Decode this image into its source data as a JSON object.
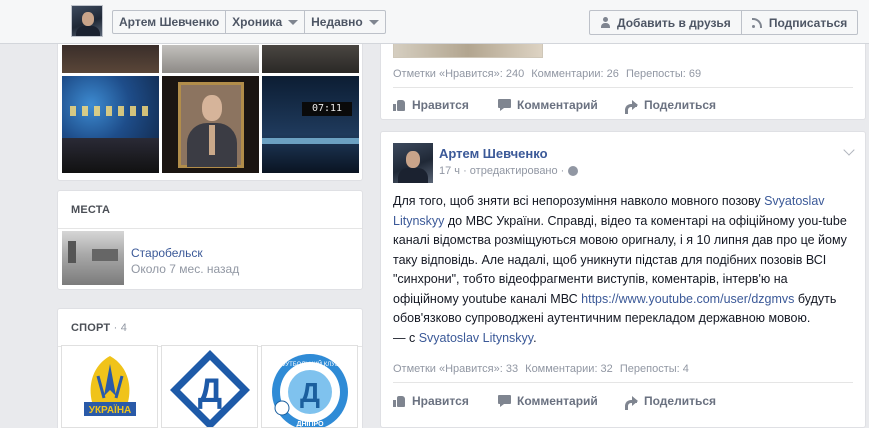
{
  "header": {
    "profile_name": "Артем Шевченко",
    "timeline_label": "Хроника",
    "recent_label": "Недавно",
    "add_friend_label": "Добавить в друзья",
    "subscribe_label": "Подписаться"
  },
  "photos": {
    "board_text": "07:11"
  },
  "places": {
    "title": "МЕСТА",
    "item": {
      "name": "Старобельск",
      "time": "Около 7 мес. назад"
    }
  },
  "sport": {
    "title": "СПОРТ",
    "count": "· 4",
    "logos": [
      {
        "name": "ukraina-crest-icon",
        "text": "УКРАЇНА"
      },
      {
        "name": "dynamo-logo-icon",
        "text": "Д"
      },
      {
        "name": "dnipro-football-club-icon",
        "text": "ФУТБОЛЬНИЙ КЛУБ",
        "text2": "Д",
        "text3": "ДНІПРО"
      }
    ]
  },
  "post1": {
    "likes": "Отметки «Нравится»: 240",
    "comments": "Комментарии: 26",
    "shares": "Перепосты: 69",
    "like_label": "Нравится",
    "comment_label": "Комментарий",
    "share_label": "Поделиться"
  },
  "post2": {
    "author": "Артем Шевченко",
    "meta": "17 ч · отредактировано ·",
    "text_parts": {
      "p1": "Для того, щоб зняти всі непорозуміння навколо мовного позову ",
      "link1": "Svyatoslav Litynskyy",
      "p2": " до МВС України. Справді, відео та коментарі на офіційному you-tube каналі відомства розміщуються мовою оригналу, і я 10 липня дав про це йому таку відповідь. Але надалі, щоб уникнути підстав для подібних позовів ВСІ \"синхрони\", тобто відеофрагменти виступів, коментарів, інтерв'ю на офіційному youtube каналі МВС ",
      "link2": "https://www.youtube.com/user/dzgmvs",
      "p3": " будуть обов'язково супроводжені аутентичним перекладом державною мовою.",
      "with_prefix": "— с ",
      "link3": "Svyatoslav Litynskyy",
      "with_suffix": "."
    },
    "likes": "Отметки «Нравится»: 33",
    "comments": "Комментарии: 32",
    "shares": "Перепосты: 4",
    "like_label": "Нравится",
    "comment_label": "Комментарий",
    "share_label": "Поделиться"
  },
  "colors": {
    "link": "#3b5998",
    "muted": "#9197a3",
    "background": "#e9eaed"
  }
}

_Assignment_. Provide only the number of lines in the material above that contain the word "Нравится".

_The completed task_. 4